NEW ORLEANS -- This wasn’t how Michigan thought it would go. Throughout the lead-up to the Allstate Sugar Bowl on Tuesday night, offensive coordinator Al Borges said he felt his team’s timing was still there, that his offense was improving.

Quarterback Denard Robinson, who had been up and down throughout the season, was coming off the best two-game stretch of his career leading up to the bowl (in wins over Nebraska and Ohio State) and seemed finally to find his stride.

Perhpas that confidence has waned a bit now. Yes, Michigan beat Virginia Tech in the Sugar Bowl, 23-20, but its offense never quite showed up, held to 184 yards.

“They figured us out,” left tackle Taylor Lewan said. “They knew they had to stop Denard, had to stop (Fitzgerald Toussaint) and that’s what they did. Thank God our defense was here when we needed them the most.”

The Hokies succeeded in one thing Tuesday night: They completely shut down the Wolverines' running game. Virginia Tech held Robinson to 13 yards rushing -- his lowest total since he lost 3 yards on one carry against Purdue as a freshman in 2009 and his lowest rushing total in his two seasons as a starter.

Toussaint was held to 30 yards -- his lowest total since the Michigan State game this season, when he had 7 yards on two carries.

Some of the struggles, for sure, were aided by the right foot injury to senior center David Molk, who heard his foot pop in warmups and sat out the first drive but played the rest of the way.

But it went beyond that injury. Virginia Tech essentially drew up the blueprint going forward for how to stop Michigan. Load up on the run, especially on first down, to take away Toussaint and Robinson’s running ability, and force Robinson into long down-and-distance where he has to pass.

“They had a good plan,” Toussaint said. “They were pretty athletic, were good, and they were fast.

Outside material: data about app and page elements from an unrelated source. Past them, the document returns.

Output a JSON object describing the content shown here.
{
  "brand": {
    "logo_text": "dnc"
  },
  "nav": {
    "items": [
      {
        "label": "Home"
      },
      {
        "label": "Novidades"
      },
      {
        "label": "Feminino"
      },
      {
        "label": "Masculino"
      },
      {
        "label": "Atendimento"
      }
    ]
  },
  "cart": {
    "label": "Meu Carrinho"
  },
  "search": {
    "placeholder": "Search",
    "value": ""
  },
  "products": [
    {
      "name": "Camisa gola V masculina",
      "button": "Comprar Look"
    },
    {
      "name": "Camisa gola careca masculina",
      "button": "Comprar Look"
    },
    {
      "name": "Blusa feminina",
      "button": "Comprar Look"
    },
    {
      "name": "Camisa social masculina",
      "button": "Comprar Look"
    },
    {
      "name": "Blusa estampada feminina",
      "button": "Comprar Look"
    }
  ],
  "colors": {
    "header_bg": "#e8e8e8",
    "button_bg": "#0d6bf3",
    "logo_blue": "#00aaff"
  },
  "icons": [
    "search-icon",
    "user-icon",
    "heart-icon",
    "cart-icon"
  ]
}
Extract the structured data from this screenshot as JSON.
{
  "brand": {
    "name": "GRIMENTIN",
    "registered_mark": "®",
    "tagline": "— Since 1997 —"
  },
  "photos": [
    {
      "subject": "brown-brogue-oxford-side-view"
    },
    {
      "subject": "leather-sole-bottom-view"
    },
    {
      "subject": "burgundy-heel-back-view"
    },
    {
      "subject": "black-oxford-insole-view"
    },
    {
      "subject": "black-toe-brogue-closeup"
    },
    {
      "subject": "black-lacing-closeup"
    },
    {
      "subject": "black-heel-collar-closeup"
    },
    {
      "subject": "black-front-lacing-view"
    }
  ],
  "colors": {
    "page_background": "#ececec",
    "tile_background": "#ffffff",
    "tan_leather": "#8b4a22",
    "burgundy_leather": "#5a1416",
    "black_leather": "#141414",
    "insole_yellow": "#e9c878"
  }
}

I just felt that we had to just go out there and play a little harder.”

For the Hokies, it worked. Robinson reverted, in some ways, to his early season form -- missing receivers, making bad reads into coverage and being bailed out by Tuesday’s Most Outstanding Player, senior receiver Junior Hemingway, who had two catches for 63 yards and two touchdowns.

Both of Hemingway’s touchdowns were more outstanding plays by Hemingway than anything Robinson did. Robinson completed only 9 of 21 passes for 117 yards, two touchdowns, an interception and at least three other passes that could have been intercepted or were intercepted and then overturned on replay.

So that is a key point for Michigan to start working at for next season as even Borges admitted after the game that Lewan might have been right -- that it is possible the Hokies figured Michigan out.

“I don’t know that they did or they didn’t, but there were times it certainly looked like it,” Borges said. “We’re just trying to plug away and see what they are trying to over-defend and try to hit them with some counter-punches. Hopefully you can execute them.”

They did enough to win Tuesday, but heading into next season -- when Michigan will be one of the favorites in the Big Ten -- the Wolverines will have to be better than they were in the season finale of 2011.